The dissolution of East Germany through the eyes of its outcasts.
Book cover image: Kruso by Lutz Seiler, Translation by Tess Lewis.
The book’s narrator Ed is the nervous type. He lives alone and finds easier company among poems, which he instantly absorbs and stores, than people. In his apartment one night, Ed finds himself in the depths of indecision. His literary studies have gone on for far longer than they needed to, he feels directionless, lonely and since the loss of his girlfriend G (with the circumstances of which are not immediately clear) he moves deeper and deeper into depression. Feeling totally disconnected from his life and home Ed flees to mysterious Island in the Baltic Sea, the most northern point of East Germany and according to some, within striking distance of Denmark.
On Hiddensee Ed seeks re-invention. He is done with the cerebral pursuits of the university and wants the physical labour that he remembers fondly, work that will leave him feeling like he has achieved something and well-deserved fatigue at the end of the day. He is taken on at the Klausner, one of the Islands restaurants under the wing of the enigmatic Kruso, the unofficial and unquestioned leader of the ‘crew’. Yet despite Ed’s initial intention to leave his studies behind him, it is his knowledge and photographic memory of poems that begins the deepening of his relationship with Kruso. Kruso takes Ed into his confidence and shares his poetry, in whose pain and loss, Ed finds an eerily familiar presence.

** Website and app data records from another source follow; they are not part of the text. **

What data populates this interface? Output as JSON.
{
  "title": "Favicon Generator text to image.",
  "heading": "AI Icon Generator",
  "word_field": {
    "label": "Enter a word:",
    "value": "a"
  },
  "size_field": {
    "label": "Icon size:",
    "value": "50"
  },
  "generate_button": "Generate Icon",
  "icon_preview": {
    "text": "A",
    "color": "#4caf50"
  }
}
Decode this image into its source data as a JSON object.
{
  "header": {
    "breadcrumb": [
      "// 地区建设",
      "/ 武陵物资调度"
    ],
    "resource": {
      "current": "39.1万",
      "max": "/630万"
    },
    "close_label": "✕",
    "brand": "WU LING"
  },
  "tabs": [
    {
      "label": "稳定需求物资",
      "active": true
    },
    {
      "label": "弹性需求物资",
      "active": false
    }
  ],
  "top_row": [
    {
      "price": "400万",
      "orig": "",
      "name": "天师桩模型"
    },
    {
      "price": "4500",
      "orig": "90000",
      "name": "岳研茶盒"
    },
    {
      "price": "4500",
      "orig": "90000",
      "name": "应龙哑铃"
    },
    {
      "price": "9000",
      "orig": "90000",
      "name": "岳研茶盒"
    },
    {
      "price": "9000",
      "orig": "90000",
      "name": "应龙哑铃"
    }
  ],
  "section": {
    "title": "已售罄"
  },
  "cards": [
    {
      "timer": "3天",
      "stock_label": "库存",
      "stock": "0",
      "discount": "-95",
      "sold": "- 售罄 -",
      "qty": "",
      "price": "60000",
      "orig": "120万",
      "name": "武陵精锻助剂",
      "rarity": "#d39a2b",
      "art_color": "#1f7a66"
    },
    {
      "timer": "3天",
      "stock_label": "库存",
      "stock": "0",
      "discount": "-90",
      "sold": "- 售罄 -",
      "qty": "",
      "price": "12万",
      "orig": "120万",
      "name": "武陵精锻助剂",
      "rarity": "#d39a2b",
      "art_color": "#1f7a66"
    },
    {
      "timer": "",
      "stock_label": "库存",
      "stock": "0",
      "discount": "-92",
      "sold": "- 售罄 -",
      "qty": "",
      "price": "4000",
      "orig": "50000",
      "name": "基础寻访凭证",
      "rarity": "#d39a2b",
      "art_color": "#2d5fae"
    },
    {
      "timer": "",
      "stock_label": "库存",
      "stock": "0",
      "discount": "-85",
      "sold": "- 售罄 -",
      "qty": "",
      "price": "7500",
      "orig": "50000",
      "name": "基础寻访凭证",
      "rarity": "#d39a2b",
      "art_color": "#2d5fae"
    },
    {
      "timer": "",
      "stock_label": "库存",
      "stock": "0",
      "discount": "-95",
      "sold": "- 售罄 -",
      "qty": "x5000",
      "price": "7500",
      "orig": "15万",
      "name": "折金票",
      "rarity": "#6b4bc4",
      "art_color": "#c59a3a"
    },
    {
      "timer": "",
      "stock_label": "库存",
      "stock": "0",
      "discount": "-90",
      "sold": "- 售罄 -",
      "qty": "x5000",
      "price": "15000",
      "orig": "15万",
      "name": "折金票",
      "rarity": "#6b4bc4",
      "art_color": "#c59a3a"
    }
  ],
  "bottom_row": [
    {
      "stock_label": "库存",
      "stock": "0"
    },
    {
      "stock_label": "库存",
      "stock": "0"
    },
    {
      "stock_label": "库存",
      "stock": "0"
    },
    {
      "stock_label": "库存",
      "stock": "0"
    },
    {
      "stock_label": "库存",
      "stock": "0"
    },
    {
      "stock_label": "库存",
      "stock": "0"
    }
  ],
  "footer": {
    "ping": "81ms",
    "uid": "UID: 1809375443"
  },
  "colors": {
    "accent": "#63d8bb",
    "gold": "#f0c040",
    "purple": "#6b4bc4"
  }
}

Ed takes to his duties with gusto and is slowly accepted as not just a visitor but one of the islanders. In doing so begins to see a darker and more complicated side to the island in which he sort salvation. Ed’s nativity slows the pace at which he understands Kruso’s larger plan, the steady turnover of outcasts that revolve through the rooms of the hotel staff and the seemingly unending store of secrets that Kruso reveals about both himself and the Island right up until the edifice of the island and the East German state collapse.
Kruso’s greatest strength is also its greatest weakness. Seiler’s unique style of poetic and sparse prose, much like a poem, leaves room for the reader to interpret, imagine and experience Ed’s naivety in visceral manner. But this is one for the connoisseurs and Kafka lovers because a general audience is likely to get lost in what can be an ambling and opaque reading experience. This book clearly demonstrates the difference that chief of the 2011 Man Booker Prize judging panel Stella Rimington drew between books that people buy to read and books that people buy to admire.
It is certainly an impressive book worthy of admiration. It sole focus on the lives of an outlying few in the telling of one of modern history’s most significant moments and the close intertwining of their lives with it, without ever directly addressing the politics or historical situation is a feat to behold. If you’re a literophile who loves the slow and artful penetration of a community’s individual and hive minds, this is one for you but if books like the The Luminaries left you feeling lost, Kruso, will likely leave you feeling the same way.
Rating: 3 1/2 out of 5 stars
Kruso by Lutz Seiler, Translation by Tess Lewis
SIZE:234mm × 153mm
PUB DATE:3 Apr 2017
HIGH-RES COVER:Download Image
2015 ENGLISH PEN AWARD - WINNER
CATEGORIES / TAGS
MODERN & CONTEMPORARY FICTION (POST C 1945) FICTION
AUTHOR Lutz Seiler (translated by Tess Lewis)
First published on
What the stars mean?
- Five stars: Exceptional, unforgettable, a must see
- Four and a half stars: Excellent, definitely worth seeing
- Four stars: Accomplished and engrossing but not the best of its kind
- Three and a half stars: Good, clever, well made, but not brilliant
- Three stars: Solid, enjoyable, but unremarkable or flawed
- Two and half stars: Neither good nor bad, just adequate
- Two stars: Not without its moments, but ultimately unsuccessful
- One star: Awful, to be avoided
- Zero stars: Genuinely dreadful, bad on every level